[Source data Boundary: Start]

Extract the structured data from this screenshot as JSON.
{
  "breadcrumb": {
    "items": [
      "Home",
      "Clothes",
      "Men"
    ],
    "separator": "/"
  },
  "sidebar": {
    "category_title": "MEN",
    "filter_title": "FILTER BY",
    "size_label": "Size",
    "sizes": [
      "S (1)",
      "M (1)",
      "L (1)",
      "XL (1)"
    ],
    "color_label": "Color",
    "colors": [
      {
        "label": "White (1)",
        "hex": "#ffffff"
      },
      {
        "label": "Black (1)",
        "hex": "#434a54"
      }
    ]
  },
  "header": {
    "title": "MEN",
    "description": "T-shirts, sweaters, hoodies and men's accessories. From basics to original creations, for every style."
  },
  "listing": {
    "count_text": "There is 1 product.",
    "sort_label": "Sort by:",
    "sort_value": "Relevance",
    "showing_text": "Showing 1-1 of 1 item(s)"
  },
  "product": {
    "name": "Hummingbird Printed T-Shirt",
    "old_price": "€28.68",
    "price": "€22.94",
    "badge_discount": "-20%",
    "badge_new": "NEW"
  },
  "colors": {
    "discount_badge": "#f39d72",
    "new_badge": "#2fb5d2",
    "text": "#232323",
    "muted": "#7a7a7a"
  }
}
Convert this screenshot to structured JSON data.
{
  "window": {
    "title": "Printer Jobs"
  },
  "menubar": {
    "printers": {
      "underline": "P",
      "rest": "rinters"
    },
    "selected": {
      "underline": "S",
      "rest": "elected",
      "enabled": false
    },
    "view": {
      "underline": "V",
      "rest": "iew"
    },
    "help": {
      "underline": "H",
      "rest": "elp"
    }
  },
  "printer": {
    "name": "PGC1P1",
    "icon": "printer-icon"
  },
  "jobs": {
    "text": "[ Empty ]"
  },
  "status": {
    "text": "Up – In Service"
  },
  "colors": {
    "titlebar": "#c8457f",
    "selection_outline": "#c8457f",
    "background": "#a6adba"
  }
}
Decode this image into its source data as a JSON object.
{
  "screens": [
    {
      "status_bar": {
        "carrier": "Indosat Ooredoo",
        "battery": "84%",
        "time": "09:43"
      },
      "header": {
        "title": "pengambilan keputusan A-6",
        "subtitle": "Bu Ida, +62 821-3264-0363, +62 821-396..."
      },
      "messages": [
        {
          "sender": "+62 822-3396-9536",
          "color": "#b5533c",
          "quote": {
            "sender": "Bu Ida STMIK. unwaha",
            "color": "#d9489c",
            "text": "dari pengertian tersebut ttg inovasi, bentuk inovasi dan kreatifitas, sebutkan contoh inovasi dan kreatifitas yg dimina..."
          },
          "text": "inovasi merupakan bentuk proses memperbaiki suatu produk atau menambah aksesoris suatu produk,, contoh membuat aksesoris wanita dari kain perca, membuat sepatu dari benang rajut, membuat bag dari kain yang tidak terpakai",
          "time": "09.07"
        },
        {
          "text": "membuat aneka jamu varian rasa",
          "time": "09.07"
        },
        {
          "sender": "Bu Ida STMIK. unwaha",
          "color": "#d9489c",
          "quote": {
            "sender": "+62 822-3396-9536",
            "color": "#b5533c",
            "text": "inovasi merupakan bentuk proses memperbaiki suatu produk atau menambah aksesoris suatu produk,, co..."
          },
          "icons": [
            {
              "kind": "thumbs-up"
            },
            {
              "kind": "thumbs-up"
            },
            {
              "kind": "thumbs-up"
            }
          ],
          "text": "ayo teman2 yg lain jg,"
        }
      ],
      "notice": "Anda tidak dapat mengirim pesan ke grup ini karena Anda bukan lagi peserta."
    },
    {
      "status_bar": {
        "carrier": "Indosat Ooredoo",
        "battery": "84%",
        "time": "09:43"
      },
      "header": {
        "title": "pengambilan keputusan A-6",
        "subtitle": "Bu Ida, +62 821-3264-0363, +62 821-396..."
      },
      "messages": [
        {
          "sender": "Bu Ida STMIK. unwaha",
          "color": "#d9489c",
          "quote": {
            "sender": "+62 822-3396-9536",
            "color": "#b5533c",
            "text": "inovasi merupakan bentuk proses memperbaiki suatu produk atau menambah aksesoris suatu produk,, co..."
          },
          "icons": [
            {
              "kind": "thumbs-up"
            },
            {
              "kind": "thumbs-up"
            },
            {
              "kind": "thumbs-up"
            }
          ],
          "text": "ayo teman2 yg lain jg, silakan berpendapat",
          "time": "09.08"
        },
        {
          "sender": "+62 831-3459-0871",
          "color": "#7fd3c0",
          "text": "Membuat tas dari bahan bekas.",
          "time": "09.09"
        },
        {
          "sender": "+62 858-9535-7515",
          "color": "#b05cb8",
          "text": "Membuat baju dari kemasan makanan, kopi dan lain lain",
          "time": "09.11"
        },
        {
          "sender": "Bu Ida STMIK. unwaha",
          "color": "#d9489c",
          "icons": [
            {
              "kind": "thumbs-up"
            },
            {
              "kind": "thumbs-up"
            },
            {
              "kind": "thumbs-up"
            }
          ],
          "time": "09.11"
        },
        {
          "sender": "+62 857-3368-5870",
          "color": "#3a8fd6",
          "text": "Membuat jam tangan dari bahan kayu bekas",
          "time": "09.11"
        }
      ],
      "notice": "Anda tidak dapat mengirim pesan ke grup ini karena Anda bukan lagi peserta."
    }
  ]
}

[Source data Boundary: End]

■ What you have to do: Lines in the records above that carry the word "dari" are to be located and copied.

■ Completed exercise:
            "text": "dari pengertian tersebut ttg inovasi, bentuk inovasi dan kreatifitas, sebutkan contoh inovasi dan kreatifitas yg dimina..."
          "text": "inovasi merupakan bentuk proses memperbaiki suatu produk atau menambah aksesoris suatu produk,, contoh membuat aksesoris wanita dari kain perca, membuat sepatu dari benang rajut, membuat bag dari kain yang tidak terpakai",
          "text": "Membuat tas dari bahan bekas.",
          "text": "Membuat baju dari kemasan makanan, kopi dan lain lain",
          "text": "Membuat jam tangan dari bahan kayu bekas",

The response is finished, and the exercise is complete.